The task: An exact reprint of every record below is required, with the pictures left out.

Exercise input section start

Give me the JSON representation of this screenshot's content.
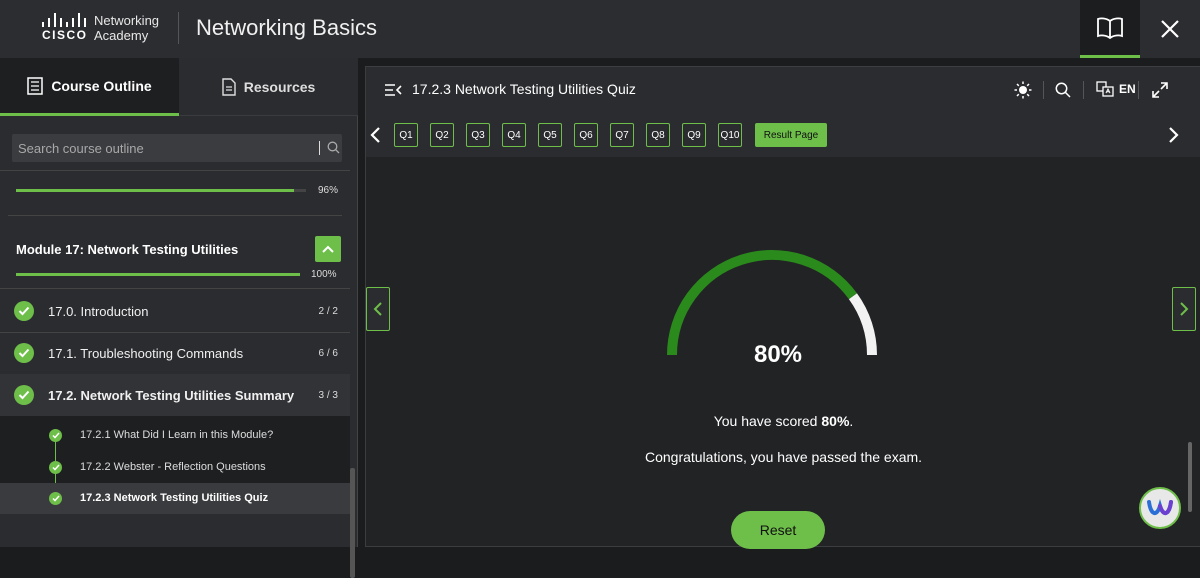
{
  "header": {
    "brand_word": "CISCO",
    "brand_line1": "Networking",
    "brand_line2": "Academy",
    "title": "Networking Basics",
    "book_icon": "book-open-icon",
    "close_icon": "close-icon"
  },
  "sidebar": {
    "tabs": [
      {
        "label": "Course Outline",
        "icon": "outline-icon",
        "active": true
      },
      {
        "label": "Resources",
        "icon": "document-icon",
        "active": false
      }
    ],
    "search_placeholder": "Search course outline",
    "top_progress": {
      "value": 0.96,
      "label": "96%"
    },
    "module": {
      "title": "Module 17: Network Testing Utilities",
      "progress": {
        "value": 1.0,
        "label": "100%"
      }
    },
    "items": [
      {
        "label": "17.0. Introduction",
        "count": "2 / 2"
      },
      {
        "label": "17.1. Troubleshooting Commands",
        "count": "6 / 6"
      },
      {
        "label": "17.2. Network Testing Utilities Summary",
        "count": "3 / 3"
      }
    ],
    "subitems": [
      {
        "label": "17.2.1 What Did I Learn in this Module?"
      },
      {
        "label": "17.2.2 Webster - Reflection Questions"
      },
      {
        "label": "17.2.3 Network Testing Utilities Quiz"
      }
    ]
  },
  "panel": {
    "title": "17.2.3 Network Testing Utilities Quiz",
    "lang": "EN",
    "questions": [
      "Q1",
      "Q2",
      "Q3",
      "Q4",
      "Q5",
      "Q6",
      "Q7",
      "Q8",
      "Q9",
      "Q10"
    ],
    "result_label": "Result Page",
    "score": {
      "value": 0.8,
      "label": "80%"
    },
    "score_text_prefix": "You have scored ",
    "score_text_value": "80%",
    "score_text_suffix": ".",
    "congrats": "Congratulations, you have passed the exam.",
    "reset_label": "Reset"
  },
  "colors": {
    "accent": "#6ebe4a",
    "gauge_fill": "#2a8a1c",
    "gauge_rest": "#f2f2f2"
  }
}
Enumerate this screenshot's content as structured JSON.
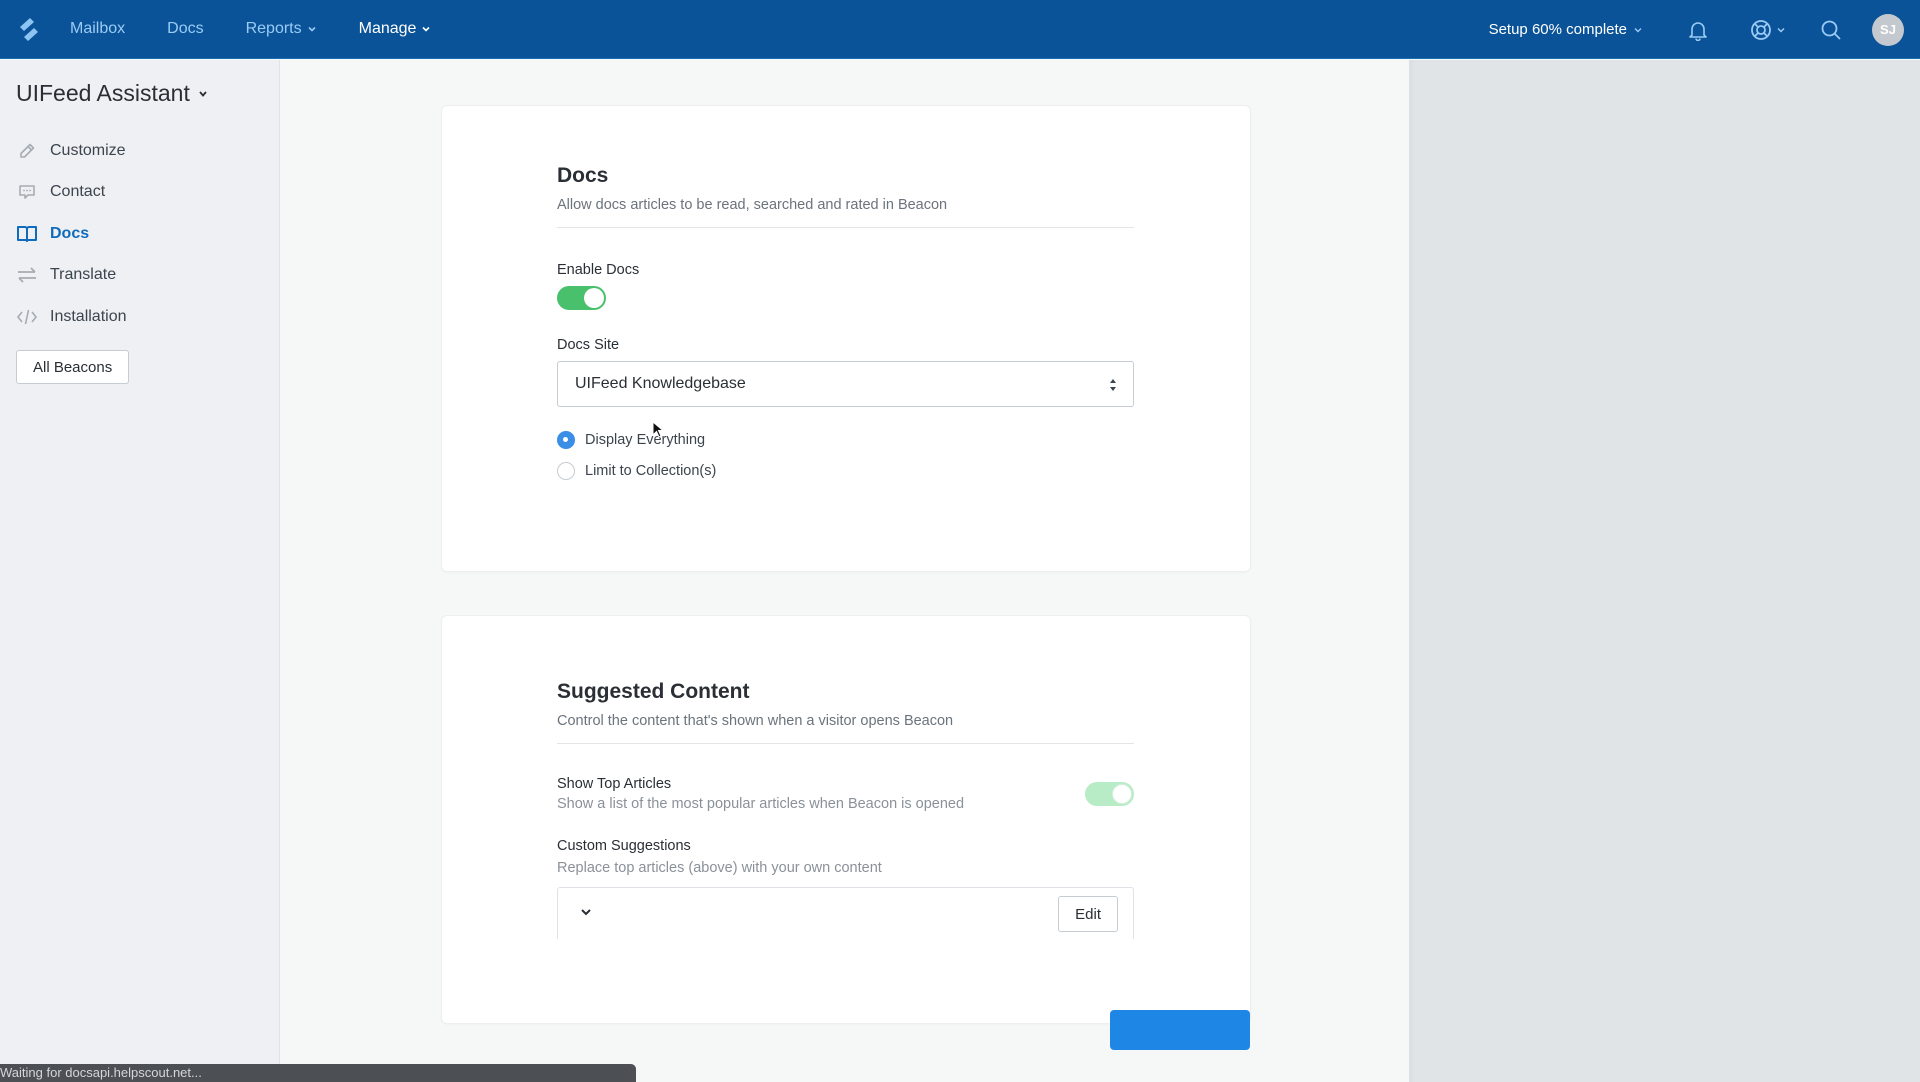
{
  "topnav": {
    "items": [
      {
        "label": "Mailbox",
        "has_dropdown": false,
        "active": false
      },
      {
        "label": "Docs",
        "has_dropdown": false,
        "active": false
      },
      {
        "label": "Reports",
        "has_dropdown": true,
        "active": false
      },
      {
        "label": "Manage",
        "has_dropdown": true,
        "active": true
      }
    ],
    "setup_label": "Setup 60% complete",
    "setup_progress_percent": 60,
    "avatar_initials": "SJ",
    "icons": [
      "logo-icon",
      "bell-icon",
      "help-lifebuoy-icon",
      "search-icon"
    ],
    "colors": {
      "bar": "#0a5398",
      "inactive_link": "#9bcbf5",
      "active_link": "#ffffff"
    }
  },
  "sidebar": {
    "title": "UIFeed Assistant",
    "items": [
      {
        "label": "Customize",
        "icon": "pencil-icon",
        "active": false
      },
      {
        "label": "Contact",
        "icon": "chat-bubble-icon",
        "active": false
      },
      {
        "label": "Docs",
        "icon": "book-icon",
        "active": true
      },
      {
        "label": "Translate",
        "icon": "arrows-exchange-icon",
        "active": false
      },
      {
        "label": "Installation",
        "icon": "code-icon",
        "active": false
      }
    ],
    "all_beacons_label": "All Beacons",
    "colors": {
      "active": "#0f6cbd"
    }
  },
  "docs_card": {
    "title": "Docs",
    "subtitle": "Allow docs articles to be read, searched and rated in Beacon",
    "enable_label": "Enable Docs",
    "enable_on": true,
    "site_label": "Docs Site",
    "site_value": "UIFeed Knowledgebase",
    "radio_options": [
      {
        "label": "Display Everything",
        "checked": true
      },
      {
        "label": "Limit to Collection(s)",
        "checked": false
      }
    ]
  },
  "suggested_card": {
    "title": "Suggested Content",
    "subtitle": "Control the content that's shown when a visitor opens Beacon",
    "top_articles_label": "Show Top Articles",
    "top_articles_desc": "Show a list of the most popular articles when Beacon is opened",
    "top_articles_on": true,
    "custom_label": "Custom Suggestions",
    "custom_desc": "Replace top articles (above) with your own content",
    "edit_label": "Edit"
  },
  "statusbar": {
    "text": "Waiting for docsapi.helpscout.net..."
  },
  "colors": {
    "toggle_on": "#48c06c",
    "radio_checked": "#3a8ee6",
    "primary_button": "#1e87e6"
  }
}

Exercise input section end

Solution for this task:
Give me the JSON representation of this screenshot's content.
{
  "header": {
    "brand_word": "CISCO",
    "brand_line1": "Networking",
    "brand_line2": "Academy",
    "title": "Networking Basics",
    "book_icon": "book-open-icon",
    "close_icon": "close-icon"
  },
  "sidebar": {
    "tabs": [
      {
        "label": "Course Outline",
        "icon": "outline-icon",
        "active": true
      },
      {
        "label": "Resources",
        "icon": "document-icon",
        "active": false
      }
    ],
    "search_placeholder": "Search course outline",
    "top_progress": {
      "value": 0.96,
      "label": "96%"
    },
    "module": {
      "title": "Module 17: Network Testing Utilities",
      "progress": {
        "value": 1.0,
        "label": "100%"
      }
    },
    "items": [
      {
        "label": "17.0. Introduction",
        "count": "2 / 2"
      },
      {
        "label": "17.1. Troubleshooting Commands",
        "count": "6 / 6"
      },
      {
        "label": "17.2. Network Testing Utilities Summary",
        "count": "3 / 3"
      }
    ],
    "subitems": [
      {
        "label": "17.2.1 What Did I Learn in this Module?"
      },
      {
        "label": "17.2.2 Webster - Reflection Questions"
      },
      {
        "label": "17.2.3 Network Testing Utilities Quiz"
      }
    ]
  },
  "panel": {
    "title": "17.2.3 Network Testing Utilities Quiz",
    "lang": "EN",
    "questions": [
      "Q1",
      "Q2",
      "Q3",
      "Q4",
      "Q5",
      "Q6",
      "Q7",
      "Q8",
      "Q9",
      "Q10"
    ],
    "result_label": "Result Page",
    "score": {
      "value": 0.8,
      "label": "80%"
    },
    "score_text_prefix": "You have scored ",
    "score_text_value": "80%",
    "score_text_suffix": ".",
    "congrats": "Congratulations, you have passed the exam.",
    "reset_label": "Reset"
  },
  "colors": {
    "accent": "#6ebe4a",
    "gauge_fill": "#2a8a1c",
    "gauge_rest": "#f2f2f2"
  }
}
Enumerate this screenshot's content as structured JSON.
{
  "topnav": {
    "items": [
      {
        "label": "Mailbox",
        "has_dropdown": false,
        "active": false
      },
      {
        "label": "Docs",
        "has_dropdown": false,
        "active": false
      },
      {
        "label": "Reports",
        "has_dropdown": true,
        "active": false
      },
      {
        "label": "Manage",
        "has_dropdown": true,
        "active": true
      }
    ],
    "setup_label": "Setup 60% complete",
    "setup_progress_percent": 60,
    "avatar_initials": "SJ",
    "icons": [
      "logo-icon",
      "bell-icon",
      "help-lifebuoy-icon",
      "search-icon"
    ],
    "colors": {
      "bar": "#0a5398",
      "inactive_link": "#9bcbf5",
      "active_link": "#ffffff"
    }
  },
  "sidebar": {
    "title": "UIFeed Assistant",
    "items": [
      {
        "label": "Customize",
        "icon": "pencil-icon",
        "active": false
      },
      {
        "label": "Contact",
        "icon": "chat-bubble-icon",
        "active": false
      },
      {
        "label": "Docs",
        "icon": "book-icon",
        "active": true
      },
      {
        "label": "Translate",
        "icon": "arrows-exchange-icon",
        "active": false
      },
      {
        "label": "Installation",
        "icon": "code-icon",
        "active": false
      }
    ],
    "all_beacons_label": "All Beacons",
    "colors": {
      "active": "#0f6cbd"
    }
  },
  "docs_card": {
    "title": "Docs",
    "subtitle": "Allow docs articles to be read, searched and rated in Beacon",
    "enable_label": "Enable Docs",
    "enable_on": true,
    "site_label": "Docs Site",
    "site_value": "UIFeed Knowledgebase",
    "radio_options": [
      {
        "label": "Display Everything",
        "checked": true
      },
      {
        "label": "Limit to Collection(s)",
        "checked": false
      }
    ]
  },
  "suggested_card": {
    "title": "Suggested Content",
    "subtitle": "Control the content that's shown when a visitor opens Beacon",
    "top_articles_label": "Show Top Articles",
    "top_articles_desc": "Show a list of the most popular articles when Beacon is opened",
    "top_articles_on": true,
    "custom_label": "Custom Suggestions",
    "custom_desc": "Replace top articles (above) with your own content",
    "edit_label": "Edit"
  },
  "statusbar": {
    "text": "Waiting for docsapi.helpscout.net..."
  },
  "colors": {
    "toggle_on": "#48c06c",
    "radio_checked": "#3a8ee6",
    "primary_button": "#1e87e6"
  }
}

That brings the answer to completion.